You can request a disability hearing by contacting your local Social Security office and completing the necessary paper work ,or by using the Social Security online appeal process. Recently, Social Security created an online appeal process that enables you to request your reconsideration appeal or disability hearing and provide all of your undated medical information online.
Once you complete your appeal and medical information online, you need to print your medical release form (form SSA-827 -- Social Security needs this form to request and receive medical records from your doctors), sign the form, and send or take it to your local office.
Remember, all Social Security disability denials have a sixty-five period that begins with the date of the denial notice in which to appeal the decision. Your local Social Security office must receive the appeal by the sixty-fifth day for it to be considered a timely filed appeal. It is especially important to file your disability-hearing request timely. The administrative law judges who preside over Social Security disability hearings are not very flexible about late appeals. In fact, they routinely dismiss late hearings requests that do meet the requirements for good cause. Good cause for late filing can only be granted in situations that involve highly justifiable extraneous situations (such as hospitalization for illness).

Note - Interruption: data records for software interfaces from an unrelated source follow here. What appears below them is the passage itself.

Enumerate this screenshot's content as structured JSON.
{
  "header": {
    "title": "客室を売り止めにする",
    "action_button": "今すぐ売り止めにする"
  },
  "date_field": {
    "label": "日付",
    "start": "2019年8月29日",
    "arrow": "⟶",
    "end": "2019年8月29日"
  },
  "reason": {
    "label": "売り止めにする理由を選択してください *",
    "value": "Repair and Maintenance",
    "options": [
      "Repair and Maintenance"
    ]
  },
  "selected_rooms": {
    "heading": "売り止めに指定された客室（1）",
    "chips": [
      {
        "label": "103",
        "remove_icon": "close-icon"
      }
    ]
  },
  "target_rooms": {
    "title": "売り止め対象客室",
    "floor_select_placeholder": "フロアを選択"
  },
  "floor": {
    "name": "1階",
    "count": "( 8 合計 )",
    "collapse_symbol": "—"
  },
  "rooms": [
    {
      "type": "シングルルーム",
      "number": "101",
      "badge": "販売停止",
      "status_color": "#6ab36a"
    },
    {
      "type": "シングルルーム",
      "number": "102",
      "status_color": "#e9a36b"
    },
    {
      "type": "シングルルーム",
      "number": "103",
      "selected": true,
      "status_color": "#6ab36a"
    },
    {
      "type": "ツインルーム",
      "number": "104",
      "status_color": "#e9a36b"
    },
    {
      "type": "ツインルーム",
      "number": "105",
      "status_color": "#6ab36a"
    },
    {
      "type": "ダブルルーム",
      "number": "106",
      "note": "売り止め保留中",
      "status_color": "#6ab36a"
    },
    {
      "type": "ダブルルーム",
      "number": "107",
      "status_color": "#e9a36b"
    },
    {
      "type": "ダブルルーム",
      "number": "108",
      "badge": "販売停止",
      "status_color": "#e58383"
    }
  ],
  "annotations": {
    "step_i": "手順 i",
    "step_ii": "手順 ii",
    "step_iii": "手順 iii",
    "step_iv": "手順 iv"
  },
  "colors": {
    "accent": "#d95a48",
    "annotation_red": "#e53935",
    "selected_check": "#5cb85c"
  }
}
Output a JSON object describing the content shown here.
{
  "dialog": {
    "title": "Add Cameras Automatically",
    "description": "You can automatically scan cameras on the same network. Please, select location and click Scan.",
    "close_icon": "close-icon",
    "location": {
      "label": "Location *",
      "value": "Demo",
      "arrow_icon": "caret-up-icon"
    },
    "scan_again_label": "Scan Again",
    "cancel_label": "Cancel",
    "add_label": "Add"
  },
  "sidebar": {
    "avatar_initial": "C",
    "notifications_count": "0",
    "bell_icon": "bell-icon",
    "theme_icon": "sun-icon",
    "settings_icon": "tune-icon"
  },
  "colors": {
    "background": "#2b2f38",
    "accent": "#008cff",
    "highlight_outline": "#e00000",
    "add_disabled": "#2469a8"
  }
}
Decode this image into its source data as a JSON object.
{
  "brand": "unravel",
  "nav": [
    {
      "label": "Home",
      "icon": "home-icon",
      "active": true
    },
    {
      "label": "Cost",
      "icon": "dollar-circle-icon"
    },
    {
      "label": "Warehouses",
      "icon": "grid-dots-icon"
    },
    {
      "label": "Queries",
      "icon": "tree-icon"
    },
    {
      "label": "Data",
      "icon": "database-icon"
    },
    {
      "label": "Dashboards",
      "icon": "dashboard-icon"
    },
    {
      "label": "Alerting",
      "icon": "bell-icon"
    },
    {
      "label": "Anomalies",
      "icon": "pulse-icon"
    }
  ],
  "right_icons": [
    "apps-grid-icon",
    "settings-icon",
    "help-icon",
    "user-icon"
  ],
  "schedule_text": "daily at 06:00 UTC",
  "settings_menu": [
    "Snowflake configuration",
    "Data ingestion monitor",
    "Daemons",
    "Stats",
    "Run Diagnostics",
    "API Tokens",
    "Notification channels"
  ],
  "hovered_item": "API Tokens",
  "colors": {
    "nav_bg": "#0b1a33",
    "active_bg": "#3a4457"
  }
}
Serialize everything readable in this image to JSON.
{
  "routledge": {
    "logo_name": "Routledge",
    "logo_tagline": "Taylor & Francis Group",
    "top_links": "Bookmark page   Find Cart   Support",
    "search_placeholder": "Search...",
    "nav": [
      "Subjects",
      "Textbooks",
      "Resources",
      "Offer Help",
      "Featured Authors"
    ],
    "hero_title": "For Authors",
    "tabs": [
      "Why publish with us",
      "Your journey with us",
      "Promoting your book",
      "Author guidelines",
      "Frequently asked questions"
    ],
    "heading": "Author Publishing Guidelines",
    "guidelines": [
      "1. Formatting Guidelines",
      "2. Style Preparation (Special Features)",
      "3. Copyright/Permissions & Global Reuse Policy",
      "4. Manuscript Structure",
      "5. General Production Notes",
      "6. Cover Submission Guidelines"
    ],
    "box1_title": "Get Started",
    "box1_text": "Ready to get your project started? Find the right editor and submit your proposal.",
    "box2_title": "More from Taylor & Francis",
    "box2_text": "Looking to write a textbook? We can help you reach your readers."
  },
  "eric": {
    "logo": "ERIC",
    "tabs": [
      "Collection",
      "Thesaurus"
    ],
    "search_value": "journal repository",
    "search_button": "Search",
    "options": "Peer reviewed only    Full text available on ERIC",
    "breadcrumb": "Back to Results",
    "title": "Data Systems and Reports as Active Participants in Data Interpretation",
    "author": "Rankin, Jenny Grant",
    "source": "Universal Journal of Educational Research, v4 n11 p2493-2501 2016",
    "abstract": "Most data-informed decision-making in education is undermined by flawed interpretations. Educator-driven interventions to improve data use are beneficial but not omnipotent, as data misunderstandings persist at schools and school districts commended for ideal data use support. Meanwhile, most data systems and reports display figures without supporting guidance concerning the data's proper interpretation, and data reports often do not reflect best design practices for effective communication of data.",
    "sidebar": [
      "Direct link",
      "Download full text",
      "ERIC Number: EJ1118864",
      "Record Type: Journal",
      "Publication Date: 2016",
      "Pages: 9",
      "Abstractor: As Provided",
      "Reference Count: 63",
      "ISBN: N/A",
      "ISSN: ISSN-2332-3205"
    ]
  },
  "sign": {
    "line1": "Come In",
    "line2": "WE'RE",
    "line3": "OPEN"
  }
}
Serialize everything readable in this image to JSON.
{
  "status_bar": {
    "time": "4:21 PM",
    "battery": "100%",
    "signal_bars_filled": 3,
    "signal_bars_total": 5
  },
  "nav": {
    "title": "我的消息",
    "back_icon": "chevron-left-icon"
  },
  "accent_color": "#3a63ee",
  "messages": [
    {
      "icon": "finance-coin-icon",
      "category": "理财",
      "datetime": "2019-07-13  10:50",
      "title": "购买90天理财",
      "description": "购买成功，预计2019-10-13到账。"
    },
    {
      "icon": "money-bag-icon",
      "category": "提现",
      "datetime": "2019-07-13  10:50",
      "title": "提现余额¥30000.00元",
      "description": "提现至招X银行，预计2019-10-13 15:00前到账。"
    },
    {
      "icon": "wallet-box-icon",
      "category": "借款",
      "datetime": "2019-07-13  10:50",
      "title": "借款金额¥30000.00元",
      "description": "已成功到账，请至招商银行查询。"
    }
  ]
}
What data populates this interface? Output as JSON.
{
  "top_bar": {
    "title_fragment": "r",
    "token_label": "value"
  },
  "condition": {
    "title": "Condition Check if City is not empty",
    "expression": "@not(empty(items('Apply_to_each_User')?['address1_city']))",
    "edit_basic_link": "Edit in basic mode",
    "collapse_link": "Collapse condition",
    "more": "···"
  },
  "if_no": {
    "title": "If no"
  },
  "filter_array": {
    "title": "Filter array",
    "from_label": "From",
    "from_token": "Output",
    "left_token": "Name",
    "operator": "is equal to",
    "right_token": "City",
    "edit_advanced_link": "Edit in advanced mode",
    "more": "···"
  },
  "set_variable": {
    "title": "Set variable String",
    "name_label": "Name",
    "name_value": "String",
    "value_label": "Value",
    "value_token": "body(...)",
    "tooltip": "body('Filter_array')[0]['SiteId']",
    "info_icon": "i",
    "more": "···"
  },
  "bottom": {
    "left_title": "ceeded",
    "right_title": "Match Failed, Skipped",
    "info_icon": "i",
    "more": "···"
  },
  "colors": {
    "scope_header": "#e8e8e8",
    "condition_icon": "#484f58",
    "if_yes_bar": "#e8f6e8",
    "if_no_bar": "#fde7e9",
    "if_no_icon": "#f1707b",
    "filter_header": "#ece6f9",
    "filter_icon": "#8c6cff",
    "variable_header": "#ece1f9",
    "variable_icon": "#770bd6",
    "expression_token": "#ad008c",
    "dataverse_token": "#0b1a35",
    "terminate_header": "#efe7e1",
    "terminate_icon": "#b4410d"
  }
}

Since it takes so long to get to the disability hearing appeal and it takes even more time to be scheduled for a hearing, make sure to request your disability hearing as soon as your receive a denial for your reconsideration to avoid the chance of having your request dismissed for late filing. If your hearing request is denied, you will have to begin the disability process again by filing a new initial disability claim.
Return to: SSDRC, or the Questions, Answers, Tips, and Advice page
Individual Questions and Answers
SSD and SSI are Federal Programs
The title II Social Security Disability and title 16 SSI Disability programs operate under federal guidelines and, therefore, the program requirements--medical and non-medical--apply to all states:
Alabama, Alaska, Arizona, Arkansas, California, Colorado, Connecticut, Delaware, Florida, Georgia, Hawaii, Idaho, Indiana, Illinois, Iowa, Kansas, Kentucky, Louisiana, Maine, Maryland, Massachusetts, Michigan, Minnesota, Mississippi, Missouri, Montana, Nebraska, Nevada, New Hampshire, New Jersey, New Mexico, New York, North Carolina, North Dakota, Ohio, Oklahoma, Oregon, Pennsylvania, Rhode Island, South Carolina, South Dakota, Tennessee, Texas, Utah, Vermont, Virginia, Washington, West Virginia, Wisconsin, Wyoming
Recent approval and denial statistics for various states can be viewed here:
Social Security Disability, SSI Approval and Denial Statistics by state
Special Section: Disability Lawyers and unnecessary claim denials